I’ve been spending a lot of time on the websites for our radio group, so my personal blog has taken a back seat the last couple of weeks. Show notes are now posted at the radio station website, which is where they’ve belonged since the beginning. From here on, this site will be reserved for my personal thoughts.
Russ Dizdar traveled from Ohio to St. Louis last weekend, and I had a pleasant evening with him and a few of his friends. They were in town for a conference on cult crimes and secret societies (he really knows how to party, doesn’t he?), and so our conversation over Mexican food at dinner was hotter than the salsa.
He’s thinking about a conference of his own in 2008. Keep an eye on his website for details.

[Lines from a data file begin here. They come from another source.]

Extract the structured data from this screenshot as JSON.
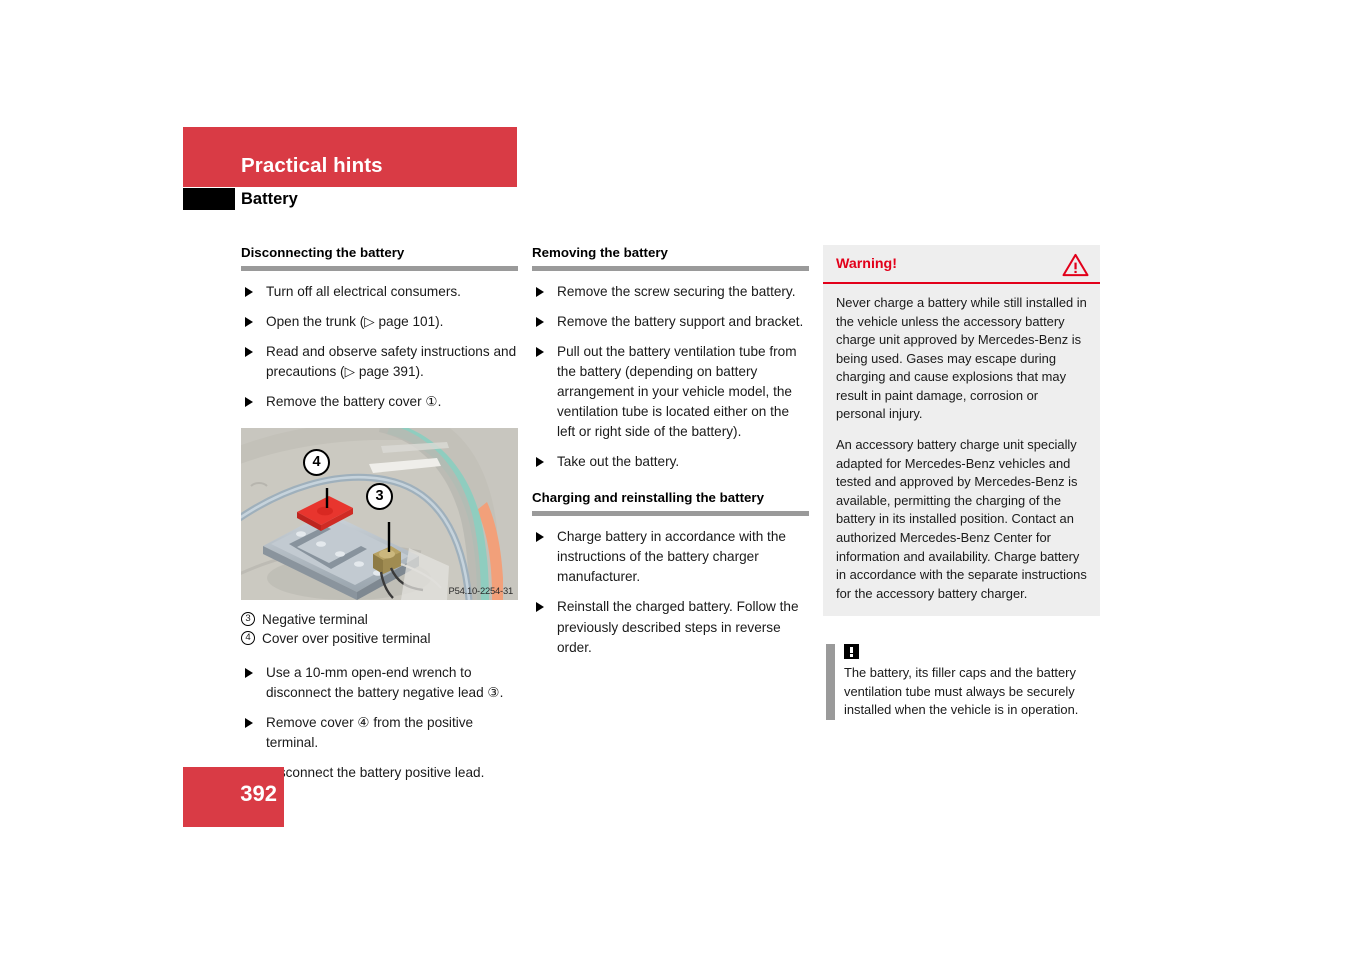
{
  "header": {
    "chapter_title": "Practical hints",
    "section_title": "Battery"
  },
  "page_number": "392",
  "columns": {
    "col1": {
      "heading": "Disconnecting the battery",
      "steps": [
        "Turn off all electrical consumers.",
        "Open the trunk (▷ page 101).",
        "Read and observe safety instructions and precautions (▷ page 391).",
        "Remove the battery cover ①."
      ],
      "figure": {
        "code": "P54.10-2254-31",
        "callouts": [
          {
            "number": "4",
            "label": "Cover over positive terminal"
          },
          {
            "number": "3",
            "label": "Negative terminal"
          }
        ]
      },
      "legend": [
        {
          "number": "3",
          "text": "Negative terminal"
        },
        {
          "number": "4",
          "text": "Cover over positive terminal"
        }
      ],
      "steps_after_figure": [
        "Use a 10-mm open-end wrench to disconnect the battery negative lead ③.",
        "Remove cover ④ from the positive terminal.",
        "Disconnect the battery positive lead."
      ]
    },
    "col2": {
      "heading1": "Removing the battery",
      "steps1": [
        "Remove the screw securing the battery.",
        "Remove the battery support and bracket.",
        "Pull out the battery ventilation tube from the battery (depending on battery arrangement in your vehicle model, the ventilation tube is located either on the left or right side of the battery).",
        "Take out the battery."
      ],
      "heading2": "Charging and reinstalling the battery",
      "steps2": [
        "Charge battery in accordance with the instructions of the battery charger manufacturer.",
        "Reinstall the charged battery. Follow the previously described steps in reverse order."
      ]
    },
    "col3": {
      "warning": {
        "title": "Warning!",
        "icon": "warning-triangle-icon",
        "paragraphs": [
          "Never charge a battery while still installed in the vehicle unless the accessory battery charge unit approved by Mercedes-Benz is being used. Gases may escape during charging and cause explosions that may result in paint damage, corrosion or personal injury.",
          "An accessory battery charge unit specially adapted for Mercedes-Benz vehicles and tested and approved by Mercedes-Benz is available, permitting the charging of the battery in its installed position. Contact an authorized Mercedes-Benz Center for information and availability. Charge battery in accordance with the separate instructions for the accessory battery charger."
        ]
      },
      "note": {
        "icon": "exclamation-note-icon",
        "text": "The battery, its filler caps and the battery ventilation tube must always be securely installed when the vehicle is in operation."
      }
    }
  },
  "colors": {
    "brand_red": "#d93b45",
    "warning_red": "#e2001a",
    "rule_gray": "#9a9a9a",
    "box_gray": "#eeeeee"
  }
}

Friday, Tom Horn referred to an article by David Flynn about the 1947 Roswell UFO crash and its mathematical relationships to the year 2012 and the predictions of the end of the world. You really should read it.
Mine is real. Justin’s is not. Yet.
Justin Bin Alferman
Great Rivers: Mississippi
Maybe I’m oversensitive here. I mean, my barbershop quartet gets hired to sing for a July 4th celebration on the south steps of the Missouri State Capitol, a lead-in to an evening concert by the Fabulous Thunderbirds. And all the while we’re singing “God Bless America”, we’re flanked by two huge bronze sculptures on either side of the stage.
The one pictured sits to the right of the south entrance. It represents the Mississippi, the “father of rivers”. The figure holds the caduceus, the magic wand of Hermes, in his right hand and an anchor in his left. The images around the base portray a sun god with a rattlesnake for a girdle, and a bunch of people who appear to my eye to be in distress or abject servitude to the god.
A female statue representing the Missouri River sits to the left with matching imagery around its base. Creepy.
The dome of the capitol building is topped by Ceres, the goddess of vegetation. The statue of Thomas Jefferson at the capitol is 13 feet tall — 13 being a very important occult number. The bronze front doors measure 13 feet x 18 (6+6+6) feet.
And the Freemasons laid the cornerstone.
Yeah, yeah, I’m paranoid. Right. Still, why all this pagan symbolism in a building that houses the government of a state in which the majority of the people have always professed a belief in the God of the Bible?
Back on stage after nine years away from barbershopping!
I stepped away from a 20-year run in the Barbershop Harmony Society after the international competition in 1998 to spend more time with my family. Now that our daughter is finishing up high school (and 100 miles away), her need for Dad to be home every night isn’t quite as pressing. So with Sharon’s blessing and urging, I’ve joined up with the Boonslick Chordbusters, the barbershop chorus in Columbia.
The Chordbusters’ annual show was Saturday night at Columbia’s historic Missouri Theater, and I had the chance to sing two songs with A Work in Progress:
A Work In Progress: Greg Grote, Tarry Koutz, Tom Palis, and me (L – R)
We were a bit out of breath on our second song, a ballad. But the first song, “You Make Me Feel So Young”, sounded pretty good if I do say so myself. The shot above captures the high C I have to hit on the final note.
Hey, nice to know that the followers of James “the Amazing” Randi have been keeping track of me. No publicity is bad, and all that.
Sharon and I caught Randi’s attention back in 2005 when he felt compelled to debunk us in his monthly newsletter. Randi included this graphic to help make his point:
It seems that a regular at Randi’s forum — I’d call anyone with over 7,000 posts a “regular” — was moved to check out the picture of the odd triangle Sharon posted from Google Earth.
I’m just glad we haven’t fallen off Randi’s radar yet. He’s supposed to be in Columbia as a featured speaker at the first-ever conference of “brights” (a cute word for “atheists”) late this year or early next.
James Randi has made his name as a professional debunker and there’s no question that he’s done some good work in exposing frauds and fakers. So it’s amusing that he presumes to know that nothing exists outside his ability to detect or measure it — because that is in itself a metaphysical claim.
I wouldn’t notice this except the compressors for our apartment building’s air conditioning units are right outside our living room window:
Why, in the name of all that’s good and right in this world, are our upstairs neighbors running the A/C when the outside air temperature is 34 degrees F?